Additionally, furniture prices (-4.6%) and household appliances (-2.3%) continued to decline year-over-year in September, contributing to the slowdown in durable goods. Consumers paid less on a year-over-year basis for air transportation (-21.1 %) in September, coinciding with a gradual increase in airline flights over the previous 12 months.

Other measures of core inflation followed by the Bank of Canada also decelerated.

Bottom Line

According to Bloomberg News calculations, “A three-month moving average of underlying price pressures that Governor Tiff Macklem has flagged as key to policymakers’ thinking fell to an annualized pace of 3.67%, from 4.29% a month earlier.”  While this is still well above the Bank’s 2% target, the global economy is slowing, the Canadian and US economies are slowing, and with any luck at all, the Bank of Canada might see inflation move to within its target range next year. However, the central bank will be cautious, refraining from rate cuts until the middle of next year. The full impact of rate hikes has yet to be felt.
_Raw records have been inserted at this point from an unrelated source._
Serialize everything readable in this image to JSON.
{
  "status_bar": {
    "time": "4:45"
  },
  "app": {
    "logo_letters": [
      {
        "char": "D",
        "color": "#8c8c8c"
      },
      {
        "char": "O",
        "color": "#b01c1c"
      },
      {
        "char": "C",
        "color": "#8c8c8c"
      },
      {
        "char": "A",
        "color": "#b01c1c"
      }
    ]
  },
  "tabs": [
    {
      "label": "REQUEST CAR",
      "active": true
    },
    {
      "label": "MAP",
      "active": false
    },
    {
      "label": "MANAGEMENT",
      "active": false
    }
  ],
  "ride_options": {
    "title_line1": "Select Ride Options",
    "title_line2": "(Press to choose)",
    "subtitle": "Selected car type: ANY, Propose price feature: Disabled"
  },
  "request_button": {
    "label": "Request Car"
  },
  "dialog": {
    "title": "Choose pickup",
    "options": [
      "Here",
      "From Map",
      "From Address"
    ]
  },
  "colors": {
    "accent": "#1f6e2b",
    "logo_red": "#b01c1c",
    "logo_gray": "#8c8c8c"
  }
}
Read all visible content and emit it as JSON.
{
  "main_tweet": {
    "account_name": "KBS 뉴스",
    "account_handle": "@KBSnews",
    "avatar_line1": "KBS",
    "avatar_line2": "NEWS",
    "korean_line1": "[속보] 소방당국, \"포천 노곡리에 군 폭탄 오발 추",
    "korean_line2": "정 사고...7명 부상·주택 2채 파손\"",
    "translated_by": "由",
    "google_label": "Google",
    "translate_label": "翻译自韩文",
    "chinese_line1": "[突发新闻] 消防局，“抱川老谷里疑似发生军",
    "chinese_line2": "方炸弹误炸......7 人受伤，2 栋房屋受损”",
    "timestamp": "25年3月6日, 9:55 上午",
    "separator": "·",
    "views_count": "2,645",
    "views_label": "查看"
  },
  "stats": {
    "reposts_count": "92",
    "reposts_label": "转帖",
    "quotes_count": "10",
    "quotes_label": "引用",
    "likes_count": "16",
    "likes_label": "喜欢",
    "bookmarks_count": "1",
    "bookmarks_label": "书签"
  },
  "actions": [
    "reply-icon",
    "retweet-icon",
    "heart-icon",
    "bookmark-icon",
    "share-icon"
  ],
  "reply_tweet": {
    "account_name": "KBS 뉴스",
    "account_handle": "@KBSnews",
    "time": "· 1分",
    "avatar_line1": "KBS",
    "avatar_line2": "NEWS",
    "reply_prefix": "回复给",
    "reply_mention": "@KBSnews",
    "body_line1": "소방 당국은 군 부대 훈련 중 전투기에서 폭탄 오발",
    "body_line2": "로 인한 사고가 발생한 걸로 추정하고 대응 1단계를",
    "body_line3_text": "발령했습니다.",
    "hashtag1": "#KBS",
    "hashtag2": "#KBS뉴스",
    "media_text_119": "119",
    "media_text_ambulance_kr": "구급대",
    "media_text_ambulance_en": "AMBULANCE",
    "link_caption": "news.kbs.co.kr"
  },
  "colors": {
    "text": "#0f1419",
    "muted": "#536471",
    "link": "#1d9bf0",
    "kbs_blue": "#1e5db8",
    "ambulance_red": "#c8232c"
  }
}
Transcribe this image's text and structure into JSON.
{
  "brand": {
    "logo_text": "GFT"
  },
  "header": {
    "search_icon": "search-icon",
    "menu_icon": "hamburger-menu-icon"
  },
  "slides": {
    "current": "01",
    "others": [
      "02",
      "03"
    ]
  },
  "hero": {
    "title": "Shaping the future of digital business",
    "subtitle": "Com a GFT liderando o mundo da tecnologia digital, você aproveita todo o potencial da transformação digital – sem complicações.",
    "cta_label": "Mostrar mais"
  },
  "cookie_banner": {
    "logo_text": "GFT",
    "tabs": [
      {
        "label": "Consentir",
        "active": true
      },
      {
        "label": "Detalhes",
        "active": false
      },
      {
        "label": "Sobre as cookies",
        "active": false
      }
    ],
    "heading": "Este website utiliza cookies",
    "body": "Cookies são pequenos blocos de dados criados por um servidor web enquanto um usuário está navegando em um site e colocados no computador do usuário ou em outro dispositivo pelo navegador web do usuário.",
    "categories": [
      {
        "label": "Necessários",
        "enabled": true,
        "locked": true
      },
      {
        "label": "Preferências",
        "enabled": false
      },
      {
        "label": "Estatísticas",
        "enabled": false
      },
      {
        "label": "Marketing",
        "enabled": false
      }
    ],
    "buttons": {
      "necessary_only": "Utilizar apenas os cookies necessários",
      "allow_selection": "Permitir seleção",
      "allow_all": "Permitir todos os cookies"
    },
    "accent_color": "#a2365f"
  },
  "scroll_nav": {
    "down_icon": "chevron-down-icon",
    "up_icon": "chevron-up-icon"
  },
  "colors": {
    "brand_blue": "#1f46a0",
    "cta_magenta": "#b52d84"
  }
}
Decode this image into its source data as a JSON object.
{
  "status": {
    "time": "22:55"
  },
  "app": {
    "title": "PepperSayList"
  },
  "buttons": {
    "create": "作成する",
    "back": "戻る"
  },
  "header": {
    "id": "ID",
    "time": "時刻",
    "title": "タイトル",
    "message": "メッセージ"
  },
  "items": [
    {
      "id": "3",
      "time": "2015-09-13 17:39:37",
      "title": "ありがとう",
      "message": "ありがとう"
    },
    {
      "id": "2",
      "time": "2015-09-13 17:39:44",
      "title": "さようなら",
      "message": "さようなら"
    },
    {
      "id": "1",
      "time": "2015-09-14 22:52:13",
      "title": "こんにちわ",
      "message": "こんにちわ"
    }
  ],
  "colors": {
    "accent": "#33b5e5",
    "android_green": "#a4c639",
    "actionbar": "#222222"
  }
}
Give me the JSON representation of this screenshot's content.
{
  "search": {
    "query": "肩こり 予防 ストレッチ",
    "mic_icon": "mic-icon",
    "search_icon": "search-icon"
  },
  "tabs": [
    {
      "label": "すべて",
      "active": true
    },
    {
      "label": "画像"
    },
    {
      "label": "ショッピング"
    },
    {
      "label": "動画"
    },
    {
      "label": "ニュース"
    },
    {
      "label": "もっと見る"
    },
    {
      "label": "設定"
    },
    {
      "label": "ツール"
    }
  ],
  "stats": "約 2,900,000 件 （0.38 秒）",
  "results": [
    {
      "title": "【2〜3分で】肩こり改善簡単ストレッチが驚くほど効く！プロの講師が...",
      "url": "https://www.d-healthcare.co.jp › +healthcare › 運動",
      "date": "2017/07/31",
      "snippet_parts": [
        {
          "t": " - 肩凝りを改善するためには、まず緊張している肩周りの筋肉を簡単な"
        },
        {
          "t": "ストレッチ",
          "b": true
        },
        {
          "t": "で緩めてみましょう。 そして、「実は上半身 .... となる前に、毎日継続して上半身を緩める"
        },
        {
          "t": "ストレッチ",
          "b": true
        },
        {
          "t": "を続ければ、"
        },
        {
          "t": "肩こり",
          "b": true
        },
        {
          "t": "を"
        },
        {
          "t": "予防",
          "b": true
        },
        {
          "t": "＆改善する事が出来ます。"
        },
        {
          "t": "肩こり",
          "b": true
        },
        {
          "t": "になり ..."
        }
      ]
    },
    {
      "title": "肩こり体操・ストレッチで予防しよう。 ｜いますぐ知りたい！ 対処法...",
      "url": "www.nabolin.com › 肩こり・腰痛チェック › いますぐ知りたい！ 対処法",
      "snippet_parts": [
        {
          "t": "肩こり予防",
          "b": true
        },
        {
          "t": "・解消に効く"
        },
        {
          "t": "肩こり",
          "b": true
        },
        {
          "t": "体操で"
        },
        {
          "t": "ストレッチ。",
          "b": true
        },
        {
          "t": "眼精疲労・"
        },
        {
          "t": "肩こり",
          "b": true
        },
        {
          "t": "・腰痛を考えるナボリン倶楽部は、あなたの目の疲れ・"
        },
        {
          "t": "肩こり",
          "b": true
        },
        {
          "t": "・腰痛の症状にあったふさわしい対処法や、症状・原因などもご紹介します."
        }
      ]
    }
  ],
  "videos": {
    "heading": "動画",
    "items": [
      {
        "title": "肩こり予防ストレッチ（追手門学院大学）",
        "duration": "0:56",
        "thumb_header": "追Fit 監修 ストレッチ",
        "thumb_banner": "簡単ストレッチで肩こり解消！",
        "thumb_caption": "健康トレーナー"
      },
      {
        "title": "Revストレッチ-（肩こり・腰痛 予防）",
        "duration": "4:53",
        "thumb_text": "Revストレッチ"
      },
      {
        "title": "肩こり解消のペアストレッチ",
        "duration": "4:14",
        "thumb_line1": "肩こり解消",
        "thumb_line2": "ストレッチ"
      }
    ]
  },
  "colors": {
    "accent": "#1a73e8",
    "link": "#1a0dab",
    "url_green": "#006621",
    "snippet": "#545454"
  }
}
The next move by the Bank of Canada could be a rate cut, but not until next year.

Dr. Sherry Cooper
Chief Economist, Dominion Lending Centres

Residential Mortgage Commentary – Positive housing market sentiment

General Bob Rees 3 Oct

Thank you to our partners at First National for the below stats and positive info.  Enjoy!



Residential Mortgage Commentary – Positive housing market sentiment

  • Oct 2, 2023
  • First National Financial LP

An interesting new survey suggests a growing number of Canadians may be getting ready to move back into the housing market.

The newly launched survey by Dye and Durham indicates one in ten are looking to sell their primary residence and move into a new one within the next 12 months; double the number who made the move in the past year.

The number of respondents planning to expand their holdings is also up significantly with 8.0% saying they intend to buy an investment property or vacation home in the next year.  That is nearly double the 5.0% who did so in the past year.  First-time buying decisions are also getting stronger.  Eight percent of respondents expect to jump into the market, up from 4.0% who actually made a purchase in the last 12 months.

The sidelines of the housing market will still be crowded though.  The survey suggests 23% of Canadians will bide their time until interest rates come down.  Nearly a quarter (24%) say they are waiting for prices to ease.

A separate survey of people who have bought a home in the last 4 years (by a popular real estate marketplace) shows that the buying decisions of 93% of respondents were influenced by rising interest rates and competitive markets.  At the same time 43% said they wanted to buy before prices increased further.

Nearly a third (30%) of the respondents say their finances are tight right now, with 10% saying they are unable to meet basic needs.  Still, they do not regret their purchase with 45% saying they will still be happy even if there is another interest rate increase this year.